Springing from its headwaters in northern Oregon's Cascade Range, the cold, clear waters of the Molalla River traverse across both public and private lands to eventually reach the confluence with the Willamette River. Located just an hour away from the greater Portland and Salem metro areas, the designated segment of the Molalla River feels like a world apart. In addition to providing clean drinking water for the cities of Molalla and Canby, this river hosts a diversity of critical habitat values and provides the setting for exceptional year-around recreation opportunities. Administered by the U.S. Bureau of Land Management (BLM), thousands of visitors come to the Molalla River corridor to enjoy hiking, whitewater boating, fishing, camping, or just simply to take in the sights and sounds of this free-flowing river.
The river offers more than recreation, though. Complementing the abundance of diverse wildlife, unique geological features, and wealth of scenic attractions, the Molalla River provides critical spawning and rearing habitat for wild winter steelhead, salmon, and native cutthroat trout. This river, along with the BLM's Table Rock Wilderness, are landscapes of important cultural and historic significance. Reaching back thousands of years, the river corridor has been used as an east-west travel and trade route, linking the peoples of the Willamette Valley to those of the high desert region of eastern Oregon.

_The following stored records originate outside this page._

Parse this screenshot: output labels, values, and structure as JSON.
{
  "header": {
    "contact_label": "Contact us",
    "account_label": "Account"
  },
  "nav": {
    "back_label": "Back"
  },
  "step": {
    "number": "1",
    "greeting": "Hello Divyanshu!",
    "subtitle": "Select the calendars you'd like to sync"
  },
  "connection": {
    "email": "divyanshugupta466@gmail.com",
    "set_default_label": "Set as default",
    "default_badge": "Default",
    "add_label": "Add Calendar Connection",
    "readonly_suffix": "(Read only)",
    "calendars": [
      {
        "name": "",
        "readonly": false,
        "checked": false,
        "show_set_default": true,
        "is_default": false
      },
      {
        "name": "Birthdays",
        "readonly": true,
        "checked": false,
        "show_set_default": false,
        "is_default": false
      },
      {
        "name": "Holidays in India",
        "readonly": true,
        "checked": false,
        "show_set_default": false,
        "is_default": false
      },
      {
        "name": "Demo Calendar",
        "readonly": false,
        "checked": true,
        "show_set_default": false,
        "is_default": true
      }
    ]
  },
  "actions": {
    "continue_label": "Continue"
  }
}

BLM administrative studies in 1990 determined that the mainstem Molalla River and the Table Rock Fork were eligible for wild and scenic river designation. The mainstem Molalla's outstandingly remarkable values (ORV) were identified as scenic and recreational, while the Table Rock Fork's ORVs were identified as scenic and cultural. A 1994 suitability assessment of the mainstem Molalla found the river segment to be suitable for wild and scenic river designation, with scenic, recreational, and geologic ORVs. The Table Rock Fork Molalla was determined to be suitable for designation in 2016, with scenic and cultural ORVs. In 2019, the John D. Dingell Jr. Conservation, Management and Recreation Act (Public Law 116-9; Dingell Act) designated a 15.1-mile segment of the mainstem and 6.2-mile segment of the Table Rock Fork Molalla to be managed as a recreational river by the Secretary of the Interior.
This river has also been designated an Oregon State Scenic Waterway.
March 12, 2019. From the southern boundary line of T 7 S, R 4 E, Section 19, downstream to the edge of the Bureau of Land Management boundary in T 6 S, R 3 E, Section 7. The Table Rock Fork of the Molalla River from the easternmost Bureau of Land Management boundary line in the NE 1/4 Section 4, T 7 S, R 4 E downstream to the confluence with the Molalla River.
The Molalla River's cultural outstandingly remarkable value is based on the high density of cultural sites within the river corridor.
The Molalla River provides critical habitat for upper Willamette River spring chinook salmon and upper Willamette River winter steelhead trout, which are both present in the designated segment. A designated tributary of the Molalla, the Table Rock Fork produces approximately one-third of the extant native run of winter steelhead reared within the Molalla River Basin. Other salmonid species using the river include native resident cutthroat and rainbow trout.
A series of horizontal columnar basalt rosettes provide a unique regional example of this type of geologic feature. The Molalla River rosettes are particularly unusual, because they have been exposed to the erosional processes of the river itself and can be easily interpreted and observed by visitors.
The Molalla River is one of the top recreational river areas within the mid-Willamette Valley region, drawing recreationalists from outside the region to enjoy its excellent tubing, swimming, wading, sunbathing, fishing, hiking, horseback riding, whitewater boating, and mountain bike riding opportunities. There are more than 30 miles of non-motorized trails, which facilitate access to numerous waterfalls and scenic vistas.
The highly rated scenery of the Molalla River is characterized by a broad diversity of colors and textures, from grays and blacks on basalt rock outcrops to the greens and browns of different vegetation types present within the viewshed. The river's scenic character ranges from clear pools to riffles and whitewater, with large moss-covered boulders and diverse streamside vegetation adding to the scenic quality. The human influences that detract from the scenic views of the surrounding valley are limited.